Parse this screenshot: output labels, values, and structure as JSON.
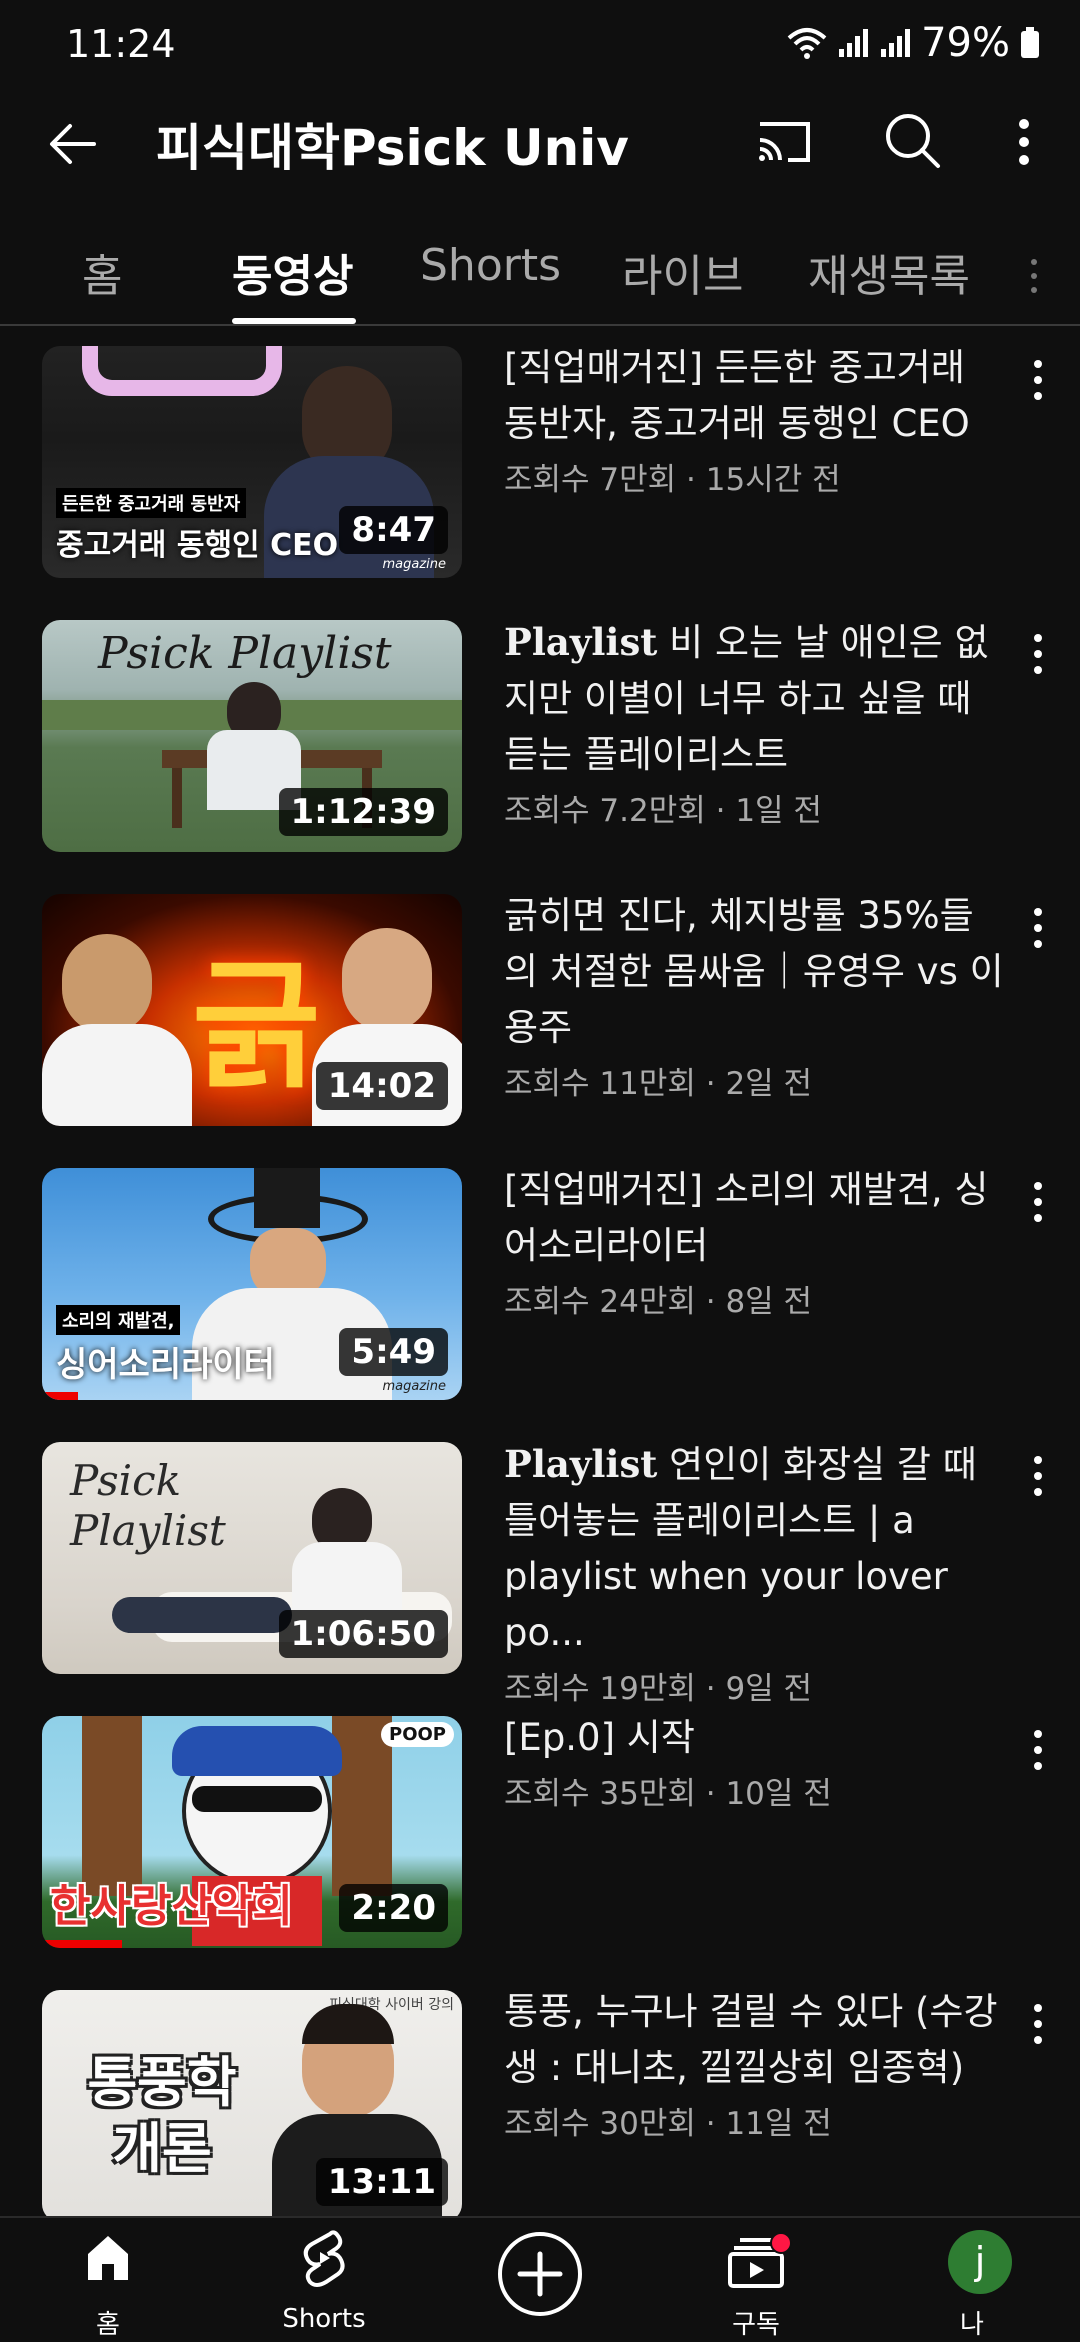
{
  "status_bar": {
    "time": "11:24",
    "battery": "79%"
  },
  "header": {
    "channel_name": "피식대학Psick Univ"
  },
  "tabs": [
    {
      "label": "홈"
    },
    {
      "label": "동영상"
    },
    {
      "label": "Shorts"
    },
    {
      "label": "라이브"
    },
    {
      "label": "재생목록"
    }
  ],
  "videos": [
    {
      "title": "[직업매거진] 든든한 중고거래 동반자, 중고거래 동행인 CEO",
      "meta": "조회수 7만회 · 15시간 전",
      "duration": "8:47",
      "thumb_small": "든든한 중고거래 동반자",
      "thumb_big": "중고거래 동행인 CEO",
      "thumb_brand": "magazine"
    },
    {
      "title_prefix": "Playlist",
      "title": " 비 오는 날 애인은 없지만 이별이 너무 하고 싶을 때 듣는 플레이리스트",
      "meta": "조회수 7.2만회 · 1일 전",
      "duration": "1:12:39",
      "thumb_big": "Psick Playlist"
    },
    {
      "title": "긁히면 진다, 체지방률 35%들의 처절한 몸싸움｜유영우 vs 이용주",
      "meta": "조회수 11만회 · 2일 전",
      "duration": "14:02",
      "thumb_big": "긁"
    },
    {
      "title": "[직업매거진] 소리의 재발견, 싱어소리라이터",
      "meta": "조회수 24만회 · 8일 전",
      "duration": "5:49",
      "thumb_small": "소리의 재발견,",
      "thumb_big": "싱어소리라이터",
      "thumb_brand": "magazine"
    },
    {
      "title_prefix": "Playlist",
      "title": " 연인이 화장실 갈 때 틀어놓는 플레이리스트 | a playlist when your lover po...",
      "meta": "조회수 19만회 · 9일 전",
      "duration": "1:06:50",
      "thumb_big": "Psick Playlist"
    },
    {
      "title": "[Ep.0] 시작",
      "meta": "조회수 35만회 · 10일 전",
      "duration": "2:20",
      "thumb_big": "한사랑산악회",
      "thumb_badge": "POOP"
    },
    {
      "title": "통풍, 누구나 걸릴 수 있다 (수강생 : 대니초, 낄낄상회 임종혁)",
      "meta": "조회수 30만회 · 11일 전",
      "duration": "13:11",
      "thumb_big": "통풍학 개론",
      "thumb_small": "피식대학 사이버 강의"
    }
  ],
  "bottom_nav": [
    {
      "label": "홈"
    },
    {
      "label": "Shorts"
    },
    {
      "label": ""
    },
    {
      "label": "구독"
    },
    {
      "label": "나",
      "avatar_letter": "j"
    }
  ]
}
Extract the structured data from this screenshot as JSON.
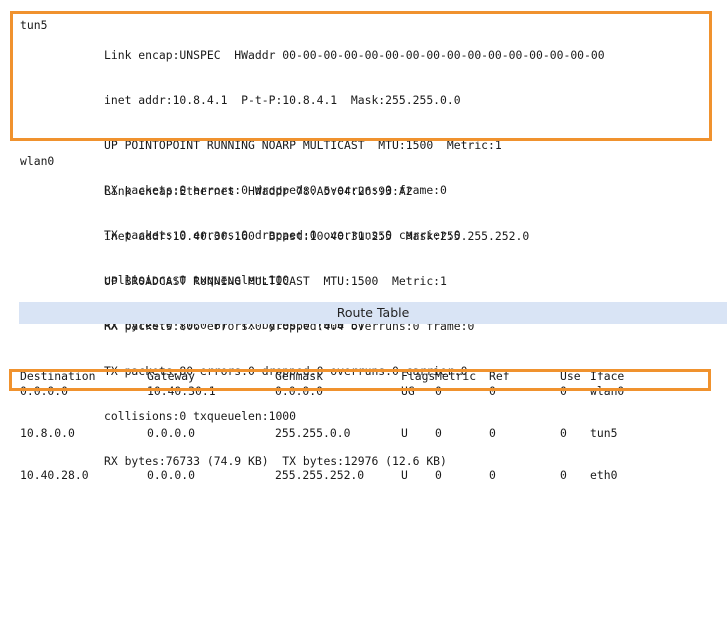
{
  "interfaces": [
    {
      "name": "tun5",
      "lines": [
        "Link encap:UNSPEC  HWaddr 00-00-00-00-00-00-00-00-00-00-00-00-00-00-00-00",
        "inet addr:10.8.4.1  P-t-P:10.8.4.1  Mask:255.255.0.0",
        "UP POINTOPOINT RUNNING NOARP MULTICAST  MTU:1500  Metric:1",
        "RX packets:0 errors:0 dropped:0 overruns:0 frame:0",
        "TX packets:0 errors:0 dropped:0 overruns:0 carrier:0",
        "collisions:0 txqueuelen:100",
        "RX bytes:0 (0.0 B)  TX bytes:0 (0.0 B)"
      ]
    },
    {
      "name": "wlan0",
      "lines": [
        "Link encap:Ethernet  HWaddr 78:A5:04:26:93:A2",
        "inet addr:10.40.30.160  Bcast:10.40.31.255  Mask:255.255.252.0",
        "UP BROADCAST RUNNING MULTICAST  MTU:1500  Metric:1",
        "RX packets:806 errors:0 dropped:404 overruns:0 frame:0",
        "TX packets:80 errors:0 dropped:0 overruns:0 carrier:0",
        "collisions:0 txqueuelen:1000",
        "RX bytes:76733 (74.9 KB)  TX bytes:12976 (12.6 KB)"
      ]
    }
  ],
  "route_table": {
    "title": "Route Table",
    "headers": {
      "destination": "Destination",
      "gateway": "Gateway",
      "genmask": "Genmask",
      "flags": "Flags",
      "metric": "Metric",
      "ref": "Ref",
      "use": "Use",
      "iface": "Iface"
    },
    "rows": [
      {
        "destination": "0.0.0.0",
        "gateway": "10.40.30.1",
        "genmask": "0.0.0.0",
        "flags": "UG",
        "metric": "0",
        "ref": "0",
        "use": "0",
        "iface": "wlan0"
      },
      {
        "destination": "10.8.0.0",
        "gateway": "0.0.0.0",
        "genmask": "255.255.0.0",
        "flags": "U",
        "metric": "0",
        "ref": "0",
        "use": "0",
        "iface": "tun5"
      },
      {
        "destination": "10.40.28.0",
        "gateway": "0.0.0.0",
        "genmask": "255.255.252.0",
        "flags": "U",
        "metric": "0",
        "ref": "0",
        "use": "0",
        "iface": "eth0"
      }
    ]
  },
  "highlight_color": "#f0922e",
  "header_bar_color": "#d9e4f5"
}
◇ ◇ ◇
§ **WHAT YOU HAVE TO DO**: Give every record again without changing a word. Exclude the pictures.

§ **EXERCISE ANSWER**:
Parse this screenshot: output labels, values, and structure as JSON.
{
  "status_bar": {
    "time": "11:24",
    "battery": "79%"
  },
  "header": {
    "channel_name": "피식대학Psick Univ"
  },
  "tabs": [
    {
      "label": "홈"
    },
    {
      "label": "동영상"
    },
    {
      "label": "Shorts"
    },
    {
      "label": "라이브"
    },
    {
      "label": "재생목록"
    }
  ],
  "videos": [
    {
      "title": "[직업매거진] 든든한 중고거래 동반자, 중고거래 동행인 CEO",
      "meta": "조회수 7만회 · 15시간 전",
      "duration": "8:47",
      "thumb_small": "든든한 중고거래 동반자",
      "thumb_big": "중고거래 동행인 CEO",
      "thumb_brand": "magazine"
    },
    {
      "title_prefix": "Playlist",
      "title": " 비 오는 날 애인은 없지만 이별이 너무 하고 싶을 때 듣는 플레이리스트",
      "meta": "조회수 7.2만회 · 1일 전",
      "duration": "1:12:39",
      "thumb_big": "Psick Playlist"
    },
    {
      "title": "긁히면 진다, 체지방률 35%들의 처절한 몸싸움｜유영우 vs 이용주",
      "meta": "조회수 11만회 · 2일 전",
      "duration": "14:02",
      "thumb_big": "긁"
    },
    {
      "title": "[직업매거진] 소리의 재발견, 싱어소리라이터",
      "meta": "조회수 24만회 · 8일 전",
      "duration": "5:49",
      "thumb_small": "소리의 재발견,",
      "thumb_big": "싱어소리라이터",
      "thumb_brand": "magazine"
    },
    {
      "title_prefix": "Playlist",
      "title": " 연인이 화장실 갈 때 틀어놓는 플레이리스트 | a playlist when your lover po...",
      "meta": "조회수 19만회 · 9일 전",
      "duration": "1:06:50",
      "thumb_big": "Psick Playlist"
    },
    {
      "title": "[Ep.0] 시작",
      "meta": "조회수 35만회 · 10일 전",
      "duration": "2:20",
      "thumb_big": "한사랑산악회",
      "thumb_badge": "POOP"
    },
    {
      "title": "통풍, 누구나 걸릴 수 있다 (수강생 : 대니초, 낄낄상회 임종혁)",
      "meta": "조회수 30만회 · 11일 전",
      "duration": "13:11",
      "thumb_big": "통풍학 개론",
      "thumb_small": "피식대학 사이버 강의"
    }
  ],
  "bottom_nav": [
    {
      "label": "홈"
    },
    {
      "label": "Shorts"
    },
    {
      "label": ""
    },
    {
      "label": "구독"
    },
    {
      "label": "나",
      "avatar_letter": "j"
    }
  ]
}
Extract the structured data from this screenshot as JSON.
{
  "interfaces": [
    {
      "name": "tun5",
      "lines": [
        "Link encap:UNSPEC  HWaddr 00-00-00-00-00-00-00-00-00-00-00-00-00-00-00-00",
        "inet addr:10.8.4.1  P-t-P:10.8.4.1  Mask:255.255.0.0",
        "UP POINTOPOINT RUNNING NOARP MULTICAST  MTU:1500  Metric:1",
        "RX packets:0 errors:0 dropped:0 overruns:0 frame:0",
        "TX packets:0 errors:0 dropped:0 overruns:0 carrier:0",
        "collisions:0 txqueuelen:100",
        "RX bytes:0 (0.0 B)  TX bytes:0 (0.0 B)"
      ]
    },
    {
      "name": "wlan0",
      "lines": [
        "Link encap:Ethernet  HWaddr 78:A5:04:26:93:A2",
        "inet addr:10.40.30.160  Bcast:10.40.31.255  Mask:255.255.252.0",
        "UP BROADCAST RUNNING MULTICAST  MTU:1500  Metric:1",
        "RX packets:806 errors:0 dropped:404 overruns:0 frame:0",
        "TX packets:80 errors:0 dropped:0 overruns:0 carrier:0",
        "collisions:0 txqueuelen:1000",
        "RX bytes:76733 (74.9 KB)  TX bytes:12976 (12.6 KB)"
      ]
    }
  ],
  "route_table": {
    "title": "Route Table",
    "headers": {
      "destination": "Destination",
      "gateway": "Gateway",
      "genmask": "Genmask",
      "flags": "Flags",
      "metric": "Metric",
      "ref": "Ref",
      "use": "Use",
      "iface": "Iface"
    },
    "rows": [
      {
        "destination": "0.0.0.0",
        "gateway": "10.40.30.1",
        "genmask": "0.0.0.0",
        "flags": "UG",
        "metric": "0",
        "ref": "0",
        "use": "0",
        "iface": "wlan0"
      },
      {
        "destination": "10.8.0.0",
        "gateway": "0.0.0.0",
        "genmask": "255.255.0.0",
        "flags": "U",
        "metric": "0",
        "ref": "0",
        "use": "0",
        "iface": "tun5"
      },
      {
        "destination": "10.40.28.0",
        "gateway": "0.0.0.0",
        "genmask": "255.255.252.0",
        "flags": "U",
        "metric": "0",
        "ref": "0",
        "use": "0",
        "iface": "eth0"
      }
    ]
  },
  "highlight_color": "#f0922e",
  "header_bar_color": "#d9e4f5"
}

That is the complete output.